#### Dataset excerpts:
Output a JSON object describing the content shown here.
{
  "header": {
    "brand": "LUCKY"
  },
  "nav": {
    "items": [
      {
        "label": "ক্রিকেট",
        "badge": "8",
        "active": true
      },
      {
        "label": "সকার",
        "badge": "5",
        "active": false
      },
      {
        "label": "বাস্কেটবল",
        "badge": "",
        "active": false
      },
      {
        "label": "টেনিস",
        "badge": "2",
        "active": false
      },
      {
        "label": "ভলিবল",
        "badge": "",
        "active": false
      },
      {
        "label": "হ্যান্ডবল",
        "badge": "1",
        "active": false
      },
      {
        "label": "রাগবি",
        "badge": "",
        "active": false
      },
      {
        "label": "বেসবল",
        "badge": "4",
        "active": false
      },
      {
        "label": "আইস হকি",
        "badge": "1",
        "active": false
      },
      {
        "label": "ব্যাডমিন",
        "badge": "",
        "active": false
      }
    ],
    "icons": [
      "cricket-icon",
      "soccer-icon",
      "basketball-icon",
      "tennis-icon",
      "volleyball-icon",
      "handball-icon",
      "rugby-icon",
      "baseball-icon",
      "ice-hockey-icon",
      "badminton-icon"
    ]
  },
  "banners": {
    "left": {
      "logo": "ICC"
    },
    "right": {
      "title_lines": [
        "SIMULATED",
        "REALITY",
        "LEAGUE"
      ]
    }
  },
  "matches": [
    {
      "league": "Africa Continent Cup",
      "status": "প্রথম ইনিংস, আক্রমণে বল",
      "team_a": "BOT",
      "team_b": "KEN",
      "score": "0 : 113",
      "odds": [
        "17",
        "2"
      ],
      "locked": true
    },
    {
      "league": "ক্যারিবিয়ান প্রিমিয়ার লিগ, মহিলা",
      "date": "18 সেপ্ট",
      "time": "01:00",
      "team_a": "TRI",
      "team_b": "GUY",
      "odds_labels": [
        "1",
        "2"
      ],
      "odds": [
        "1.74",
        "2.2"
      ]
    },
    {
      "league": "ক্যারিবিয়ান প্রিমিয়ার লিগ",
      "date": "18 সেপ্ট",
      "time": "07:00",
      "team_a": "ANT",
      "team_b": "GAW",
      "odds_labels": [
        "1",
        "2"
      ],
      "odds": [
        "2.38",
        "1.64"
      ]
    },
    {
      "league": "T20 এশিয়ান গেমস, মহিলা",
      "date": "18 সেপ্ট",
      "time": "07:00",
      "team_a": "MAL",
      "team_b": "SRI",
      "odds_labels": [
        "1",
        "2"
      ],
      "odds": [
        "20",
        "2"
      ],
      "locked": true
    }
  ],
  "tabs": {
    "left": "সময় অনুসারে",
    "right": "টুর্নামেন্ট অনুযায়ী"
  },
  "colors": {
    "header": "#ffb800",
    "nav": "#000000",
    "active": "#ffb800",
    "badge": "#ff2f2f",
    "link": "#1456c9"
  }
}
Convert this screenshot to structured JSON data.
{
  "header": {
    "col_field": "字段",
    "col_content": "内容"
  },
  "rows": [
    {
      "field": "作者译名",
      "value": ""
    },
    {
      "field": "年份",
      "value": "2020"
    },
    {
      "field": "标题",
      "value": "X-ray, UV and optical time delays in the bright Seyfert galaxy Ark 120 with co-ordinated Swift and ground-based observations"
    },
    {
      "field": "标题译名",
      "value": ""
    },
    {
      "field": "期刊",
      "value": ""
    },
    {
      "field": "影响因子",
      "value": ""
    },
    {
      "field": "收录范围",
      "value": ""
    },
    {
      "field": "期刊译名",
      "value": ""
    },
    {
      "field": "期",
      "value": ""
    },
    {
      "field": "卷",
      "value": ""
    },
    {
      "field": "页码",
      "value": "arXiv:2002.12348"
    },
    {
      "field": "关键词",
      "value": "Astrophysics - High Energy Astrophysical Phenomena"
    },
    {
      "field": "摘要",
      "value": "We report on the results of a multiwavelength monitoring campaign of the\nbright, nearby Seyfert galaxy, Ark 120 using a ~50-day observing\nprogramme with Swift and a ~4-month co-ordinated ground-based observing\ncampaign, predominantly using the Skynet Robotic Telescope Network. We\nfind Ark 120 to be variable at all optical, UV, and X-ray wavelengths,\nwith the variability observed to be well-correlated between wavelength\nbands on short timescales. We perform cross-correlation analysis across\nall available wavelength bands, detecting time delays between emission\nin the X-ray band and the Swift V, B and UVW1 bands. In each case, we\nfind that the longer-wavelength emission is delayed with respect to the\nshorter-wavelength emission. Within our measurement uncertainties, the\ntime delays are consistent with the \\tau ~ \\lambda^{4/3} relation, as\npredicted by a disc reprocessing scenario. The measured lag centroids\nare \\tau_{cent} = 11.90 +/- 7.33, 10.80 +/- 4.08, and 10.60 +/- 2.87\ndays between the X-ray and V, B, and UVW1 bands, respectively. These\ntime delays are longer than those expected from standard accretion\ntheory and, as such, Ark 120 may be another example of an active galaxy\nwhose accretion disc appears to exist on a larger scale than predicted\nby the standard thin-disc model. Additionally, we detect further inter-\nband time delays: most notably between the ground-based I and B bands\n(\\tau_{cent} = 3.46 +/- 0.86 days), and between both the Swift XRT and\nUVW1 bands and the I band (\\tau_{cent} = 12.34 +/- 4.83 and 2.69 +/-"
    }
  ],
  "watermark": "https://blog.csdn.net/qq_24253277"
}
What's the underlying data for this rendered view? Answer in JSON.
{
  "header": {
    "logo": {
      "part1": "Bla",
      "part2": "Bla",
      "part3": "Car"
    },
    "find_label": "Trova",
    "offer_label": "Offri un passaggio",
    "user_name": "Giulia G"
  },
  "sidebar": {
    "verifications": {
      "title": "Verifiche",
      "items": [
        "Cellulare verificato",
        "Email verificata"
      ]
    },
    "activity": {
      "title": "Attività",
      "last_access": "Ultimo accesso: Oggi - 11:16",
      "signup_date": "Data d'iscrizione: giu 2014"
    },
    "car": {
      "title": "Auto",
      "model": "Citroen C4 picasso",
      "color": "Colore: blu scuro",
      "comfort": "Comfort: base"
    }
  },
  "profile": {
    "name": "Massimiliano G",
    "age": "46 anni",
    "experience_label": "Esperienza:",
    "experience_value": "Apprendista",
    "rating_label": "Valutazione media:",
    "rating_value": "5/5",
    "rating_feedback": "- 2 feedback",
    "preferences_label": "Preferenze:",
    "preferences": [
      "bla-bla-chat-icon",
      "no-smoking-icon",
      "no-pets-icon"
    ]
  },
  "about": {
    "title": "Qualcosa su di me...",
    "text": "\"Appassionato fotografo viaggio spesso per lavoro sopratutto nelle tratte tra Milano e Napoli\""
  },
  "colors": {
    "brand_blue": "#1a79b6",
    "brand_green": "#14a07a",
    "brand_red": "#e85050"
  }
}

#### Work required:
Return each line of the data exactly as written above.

#### Task output:
Output a JSON object describing the content shown here.
{
  "header": {
    "brand": "LUCKY"
  },
  "nav": {
    "items": [
      {
        "label": "ক্রিকেট",
        "badge": "8",
        "active": true
      },
      {
        "label": "সকার",
        "badge": "5",
        "active": false
      },
      {
        "label": "বাস্কেটবল",
        "badge": "",
        "active": false
      },
      {
        "label": "টেনিস",
        "badge": "2",
        "active": false
      },
      {
        "label": "ভলিবল",
        "badge": "",
        "active": false
      },
      {
        "label": "হ্যান্ডবল",
        "badge": "1",
        "active": false
      },
      {
        "label": "রাগবি",
        "badge": "",
        "active": false
      },
      {
        "label": "বেসবল",
        "badge": "4",
        "active": false
      },
      {
        "label": "আইস হকি",
        "badge": "1",
        "active": false
      },
      {
        "label": "ব্যাডমিন",
        "badge": "",
        "active": false
      }
    ],
    "icons": [
      "cricket-icon",
      "soccer-icon",
      "basketball-icon",
      "tennis-icon",
      "volleyball-icon",
      "handball-icon",
      "rugby-icon",
      "baseball-icon",
      "ice-hockey-icon",
      "badminton-icon"
    ]
  },
  "banners": {
    "left": {
      "logo": "ICC"
    },
    "right": {
      "title_lines": [
        "SIMULATED",
        "REALITY",
        "LEAGUE"
      ]
    }
  },
  "matches": [
    {
      "league": "Africa Continent Cup",
      "status": "প্রথম ইনিংস, আক্রমণে বল",
      "team_a": "BOT",
      "team_b": "KEN",
      "score": "0 : 113",
      "odds": [
        "17",
        "2"
      ],
      "locked": true
    },
    {
      "league": "ক্যারিবিয়ান প্রিমিয়ার লিগ, মহিলা",
      "date": "18 সেপ্ট",
      "time": "01:00",
      "team_a": "TRI",
      "team_b": "GUY",
      "odds_labels": [
        "1",
        "2"
      ],
      "odds": [
        "1.74",
        "2.2"
      ]
    },
    {
      "league": "ক্যারিবিয়ান প্রিমিয়ার লিগ",
      "date": "18 সেপ্ট",
      "time": "07:00",
      "team_a": "ANT",
      "team_b": "GAW",
      "odds_labels": [
        "1",
        "2"
      ],
      "odds": [
        "2.38",
        "1.64"
      ]
    },
    {
      "league": "T20 এশিয়ান গেমস, মহিলা",
      "date": "18 সেপ্ট",
      "time": "07:00",
      "team_a": "MAL",
      "team_b": "SRI",
      "odds_labels": [
        "1",
        "2"
      ],
      "odds": [
        "20",
        "2"
      ],
      "locked": true
    }
  ],
  "tabs": {
    "left": "সময় অনুসারে",
    "right": "টুর্নামেন্ট অনুযায়ী"
  },
  "colors": {
    "header": "#ffb800",
    "nav": "#000000",
    "active": "#ffb800",
    "badge": "#ff2f2f",
    "link": "#1456c9"
  }
}
Convert this screenshot to structured JSON data.
{
  "header": {
    "col_field": "字段",
    "col_content": "内容"
  },
  "rows": [
    {
      "field": "作者译名",
      "value": ""
    },
    {
      "field": "年份",
      "value": "2020"
    },
    {
      "field": "标题",
      "value": "X-ray, UV and optical time delays in the bright Seyfert galaxy Ark 120 with co-ordinated Swift and ground-based observations"
    },
    {
      "field": "标题译名",
      "value": ""
    },
    {
      "field": "期刊",
      "value": ""
    },
    {
      "field": "影响因子",
      "value": ""
    },
    {
      "field": "收录范围",
      "value": ""
    },
    {
      "field": "期刊译名",
      "value": ""
    },
    {
      "field": "期",
      "value": ""
    },
    {
      "field": "卷",
      "value": ""
    },
    {
      "field": "页码",
      "value": "arXiv:2002.12348"
    },
    {
      "field": "关键词",
      "value": "Astrophysics - High Energy Astrophysical Phenomena"
    },
    {
      "field": "摘要",
      "value": "We report on the results of a multiwavelength monitoring campaign of the\nbright, nearby Seyfert galaxy, Ark 120 using a ~50-day observing\nprogramme with Swift and a ~4-month co-ordinated ground-based observing\ncampaign, predominantly using the Skynet Robotic Telescope Network. We\nfind Ark 120 to be variable at all optical, UV, and X-ray wavelengths,\nwith the variability observed to be well-correlated between wavelength\nbands on short timescales. We perform cross-correlation analysis across\nall available wavelength bands, detecting time delays between emission\nin the X-ray band and the Swift V, B and UVW1 bands. In each case, we\nfind that the longer-wavelength emission is delayed with respect to the\nshorter-wavelength emission. Within our measurement uncertainties, the\ntime delays are consistent with the \\tau ~ \\lambda^{4/3} relation, as\npredicted by a disc reprocessing scenario. The measured lag centroids\nare \\tau_{cent} = 11.90 +/- 7.33, 10.80 +/- 4.08, and 10.60 +/- 2.87\ndays between the X-ray and V, B, and UVW1 bands, respectively. These\ntime delays are longer than those expected from standard accretion\ntheory and, as such, Ark 120 may be another example of an active galaxy\nwhose accretion disc appears to exist on a larger scale than predicted\nby the standard thin-disc model. Additionally, we detect further inter-\nband time delays: most notably between the ground-based I and B bands\n(\\tau_{cent} = 3.46 +/- 0.86 days), and between both the Swift XRT and\nUVW1 bands and the I band (\\tau_{cent} = 12.34 +/- 4.83 and 2.69 +/-"
    }
  ],
  "watermark": "https://blog.csdn.net/qq_24253277"
}
What's the underlying data for this rendered view? Answer in JSON.
{
  "header": {
    "logo": {
      "part1": "Bla",
      "part2": "Bla",
      "part3": "Car"
    },
    "find_label": "Trova",
    "offer_label": "Offri un passaggio",
    "user_name": "Giulia G"
  },
  "sidebar": {
    "verifications": {
      "title": "Verifiche",
      "items": [
        "Cellulare verificato",
        "Email verificata"
      ]
    },
    "activity": {
      "title": "Attività",
      "last_access": "Ultimo accesso: Oggi - 11:16",
      "signup_date": "Data d'iscrizione: giu 2014"
    },
    "car": {
      "title": "Auto",
      "model": "Citroen C4 picasso",
      "color": "Colore: blu scuro",
      "comfort": "Comfort: base"
    }
  },
  "profile": {
    "name": "Massimiliano G",
    "age": "46 anni",
    "experience_label": "Esperienza:",
    "experience_value": "Apprendista",
    "rating_label": "Valutazione media:",
    "rating_value": "5/5",
    "rating_feedback": "- 2 feedback",
    "preferences_label": "Preferenze:",
    "preferences": [
      "bla-bla-chat-icon",
      "no-smoking-icon",
      "no-pets-icon"
    ]
  },
  "about": {
    "title": "Qualcosa su di me...",
    "text": "\"Appassionato fotografo viaggio spesso per lavoro sopratutto nelle tratte tra Milano e Napoli\""
  },
  "colors": {
    "brand_blue": "#1a79b6",
    "brand_green": "#14a07a",
    "brand_red": "#e85050"
  }
}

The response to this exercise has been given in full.